  8. There are no legal limitations and government cooperation issues.

Our rating: ★★★★☆


The REMME founding team has an impressive mix of expertise.

Roman Kravchenko, Co-Founder and CTO of REMME, has an extensive background working in the blockchain industry, particularly in Economic Cybernetics. For the first half of his career, Kravchenko worked with Donetsk National University researching in the field of Applied Mathematics & Finance. He then went on to become CTO at Agri Eye and 482.Solutions, a blockchain research and development house that specialises in Smart Contracts and Security Engineering. With Kravchenko’s expertise in security and economic cybernetics, we can expect REMME to be both operated skillfully from both a commercial and technological front.

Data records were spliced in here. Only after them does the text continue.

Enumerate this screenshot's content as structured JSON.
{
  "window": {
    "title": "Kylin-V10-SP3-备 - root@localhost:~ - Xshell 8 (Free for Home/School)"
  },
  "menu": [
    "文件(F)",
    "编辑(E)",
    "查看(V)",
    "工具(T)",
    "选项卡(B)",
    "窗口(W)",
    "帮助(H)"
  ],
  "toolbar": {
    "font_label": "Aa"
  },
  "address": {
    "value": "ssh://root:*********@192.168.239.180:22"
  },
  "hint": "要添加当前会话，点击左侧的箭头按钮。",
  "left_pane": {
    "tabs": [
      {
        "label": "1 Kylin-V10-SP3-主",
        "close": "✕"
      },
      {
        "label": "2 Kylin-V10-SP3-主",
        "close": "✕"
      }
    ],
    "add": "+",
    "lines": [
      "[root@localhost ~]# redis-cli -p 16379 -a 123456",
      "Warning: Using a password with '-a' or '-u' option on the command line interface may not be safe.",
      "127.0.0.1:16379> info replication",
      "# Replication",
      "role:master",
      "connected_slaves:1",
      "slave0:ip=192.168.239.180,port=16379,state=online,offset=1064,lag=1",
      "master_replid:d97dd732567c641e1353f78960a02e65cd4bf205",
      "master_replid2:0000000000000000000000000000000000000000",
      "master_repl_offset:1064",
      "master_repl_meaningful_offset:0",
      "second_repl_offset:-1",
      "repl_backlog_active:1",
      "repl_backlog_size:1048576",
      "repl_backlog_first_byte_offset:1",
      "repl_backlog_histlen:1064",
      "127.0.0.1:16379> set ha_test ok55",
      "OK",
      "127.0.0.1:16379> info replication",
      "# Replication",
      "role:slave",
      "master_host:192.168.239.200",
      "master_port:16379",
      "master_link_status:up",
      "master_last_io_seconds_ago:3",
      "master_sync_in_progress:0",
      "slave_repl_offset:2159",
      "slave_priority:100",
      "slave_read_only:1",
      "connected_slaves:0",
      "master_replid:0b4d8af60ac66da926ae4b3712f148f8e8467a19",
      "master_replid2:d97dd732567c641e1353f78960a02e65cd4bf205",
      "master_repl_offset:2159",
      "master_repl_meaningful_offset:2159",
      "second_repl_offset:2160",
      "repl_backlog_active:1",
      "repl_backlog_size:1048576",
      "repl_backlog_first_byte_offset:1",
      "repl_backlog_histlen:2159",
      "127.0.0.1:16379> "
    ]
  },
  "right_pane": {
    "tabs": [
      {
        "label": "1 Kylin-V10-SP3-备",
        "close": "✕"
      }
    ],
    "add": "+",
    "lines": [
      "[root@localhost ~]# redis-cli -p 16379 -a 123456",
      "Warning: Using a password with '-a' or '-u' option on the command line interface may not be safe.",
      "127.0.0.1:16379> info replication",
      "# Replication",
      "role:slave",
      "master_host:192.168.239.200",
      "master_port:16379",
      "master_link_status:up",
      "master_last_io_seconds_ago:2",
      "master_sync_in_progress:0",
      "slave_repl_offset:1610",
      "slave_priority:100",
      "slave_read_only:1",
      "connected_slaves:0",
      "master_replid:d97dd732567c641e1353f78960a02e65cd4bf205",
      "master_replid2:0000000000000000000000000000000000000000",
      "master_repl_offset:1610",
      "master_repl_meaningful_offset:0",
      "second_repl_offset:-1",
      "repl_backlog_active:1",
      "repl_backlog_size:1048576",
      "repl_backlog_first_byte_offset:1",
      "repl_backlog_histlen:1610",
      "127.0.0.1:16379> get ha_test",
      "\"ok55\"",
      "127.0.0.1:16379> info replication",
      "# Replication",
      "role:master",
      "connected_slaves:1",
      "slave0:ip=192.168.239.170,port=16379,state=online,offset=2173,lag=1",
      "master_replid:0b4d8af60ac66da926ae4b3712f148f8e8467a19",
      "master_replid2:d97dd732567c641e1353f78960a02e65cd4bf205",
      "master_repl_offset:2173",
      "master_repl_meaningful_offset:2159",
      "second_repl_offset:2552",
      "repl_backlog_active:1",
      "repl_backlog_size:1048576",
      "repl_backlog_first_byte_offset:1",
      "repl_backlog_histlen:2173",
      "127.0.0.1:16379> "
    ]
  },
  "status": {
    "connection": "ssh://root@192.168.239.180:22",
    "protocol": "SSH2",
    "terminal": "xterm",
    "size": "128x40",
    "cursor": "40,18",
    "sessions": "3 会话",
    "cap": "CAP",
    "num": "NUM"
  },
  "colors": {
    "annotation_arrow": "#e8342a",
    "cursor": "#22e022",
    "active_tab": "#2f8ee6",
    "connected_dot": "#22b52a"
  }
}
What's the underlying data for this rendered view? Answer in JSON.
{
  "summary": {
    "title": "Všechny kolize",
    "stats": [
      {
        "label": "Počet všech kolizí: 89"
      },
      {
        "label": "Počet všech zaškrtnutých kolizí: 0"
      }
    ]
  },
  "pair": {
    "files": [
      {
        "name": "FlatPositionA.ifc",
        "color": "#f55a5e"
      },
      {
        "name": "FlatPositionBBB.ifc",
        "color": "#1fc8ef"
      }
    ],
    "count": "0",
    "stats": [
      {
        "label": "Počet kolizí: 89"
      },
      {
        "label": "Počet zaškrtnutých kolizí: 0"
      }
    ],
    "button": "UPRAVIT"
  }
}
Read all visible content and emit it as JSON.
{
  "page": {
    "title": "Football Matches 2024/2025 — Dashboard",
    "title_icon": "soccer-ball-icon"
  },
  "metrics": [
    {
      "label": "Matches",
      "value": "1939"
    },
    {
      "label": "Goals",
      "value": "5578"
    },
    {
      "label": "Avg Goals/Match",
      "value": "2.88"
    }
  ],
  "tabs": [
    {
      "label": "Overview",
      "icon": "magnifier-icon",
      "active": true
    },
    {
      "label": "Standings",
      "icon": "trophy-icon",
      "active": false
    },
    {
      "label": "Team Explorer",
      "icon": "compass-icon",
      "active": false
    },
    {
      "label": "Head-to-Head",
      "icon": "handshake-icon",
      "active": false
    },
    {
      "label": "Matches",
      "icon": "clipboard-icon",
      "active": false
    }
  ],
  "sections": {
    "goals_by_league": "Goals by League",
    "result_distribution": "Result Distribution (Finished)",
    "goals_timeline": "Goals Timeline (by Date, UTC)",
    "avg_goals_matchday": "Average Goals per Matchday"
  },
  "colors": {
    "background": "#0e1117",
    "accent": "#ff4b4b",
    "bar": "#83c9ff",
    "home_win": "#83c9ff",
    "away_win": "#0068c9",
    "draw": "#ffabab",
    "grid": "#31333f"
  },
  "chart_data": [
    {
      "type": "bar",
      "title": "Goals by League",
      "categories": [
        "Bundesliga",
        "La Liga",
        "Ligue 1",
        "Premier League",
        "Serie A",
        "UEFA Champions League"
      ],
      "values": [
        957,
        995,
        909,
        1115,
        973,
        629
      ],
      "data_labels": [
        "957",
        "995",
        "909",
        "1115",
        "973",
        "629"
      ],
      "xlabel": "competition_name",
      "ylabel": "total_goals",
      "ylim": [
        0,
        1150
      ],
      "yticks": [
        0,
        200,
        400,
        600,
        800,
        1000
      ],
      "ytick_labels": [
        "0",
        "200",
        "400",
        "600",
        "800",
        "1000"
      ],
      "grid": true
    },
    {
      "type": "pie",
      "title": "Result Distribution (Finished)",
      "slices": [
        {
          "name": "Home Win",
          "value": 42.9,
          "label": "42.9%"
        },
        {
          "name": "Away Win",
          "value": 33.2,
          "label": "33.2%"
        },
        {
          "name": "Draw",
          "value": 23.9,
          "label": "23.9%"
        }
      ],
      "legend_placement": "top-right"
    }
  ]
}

Co-founder & CEO, Alex Momot, should be a further galvanising force in the REMME project, with notable previous experience building and However, as this is a highly technical project, it wouldn’t be unusual for Kravchenko to lead from the front in terms of product and infrastructure development.

The Remme team still has room to grow, and as their capital and adoption expand over the coming months and years, they should have every opportunity to accrue the talent they need.

Our rating: ★★★☆☆

Use Cases

REMME was built from the ground up to serve as the first decentralised PKI and as such has hundreds (if not thousands) of different potential use cases.

Most companies would not have the resources or talent to deliver an internally driven PKI system and thus turn to trustworthy third party applications to integrate with. REMME refer specifically to four different use cases where they think their PKI has an extraordinary value-add.

  1. Critical Infrastructure: This refers to companies and providers of critical infrastructure equipment who are heavily reliant on building secure and trustworthy systems. As previously mentioned, it is not in the interest of an company to build an internal PKI system, particularly given the complexity of the task.
  2. Internet of Things: As IoT becomes more prominent, the number of security breaches continues to increase by the year. REMME believes their decentralised PKI could be “applied to car networks to provide a protected channel for internet connection and securing onboard systems from hacker attacks”. This is just one of many IoT password protection use-cases that REMME could be used for.
  3. MedTech: Access and distribution of Medical Data is notoriously regulated and is thus subject to security standards. REMME’s private PKI is the perfect solution for vendors to protect distributed medical records in a simple and cost-effective manner.
  4. Crypto Exchanges: Crypto Exchanges such as Coinbase, Binance and Bittrex have been under great scrutiny to provide better protection to their users due to recent phishing attempts and hacks. REMME is currently working with several exchanges to provide an option to protect user logins with a one click 2-FA that is encrypted cryptographically.

Our rating: ★★★★☆


REMME has been hit particularly hard in this market wide slaughtering - however, this shouldn't be taken as a negative indicator of their technology or brand. REMME have positioned them to perfectly tackle one of the core components of the $2 trillion dollar cybercrime market: password management.

Their world first decentralised PKI will certainly spark interest in large conglomerates who lose billions of dollars every year on cyber crime caused by password mismanagement. If REMME can capitalise on this opportunity, it's not unrealistic to envision them overtaking incumbents such as OneLogin who pull in about $15 million per annum.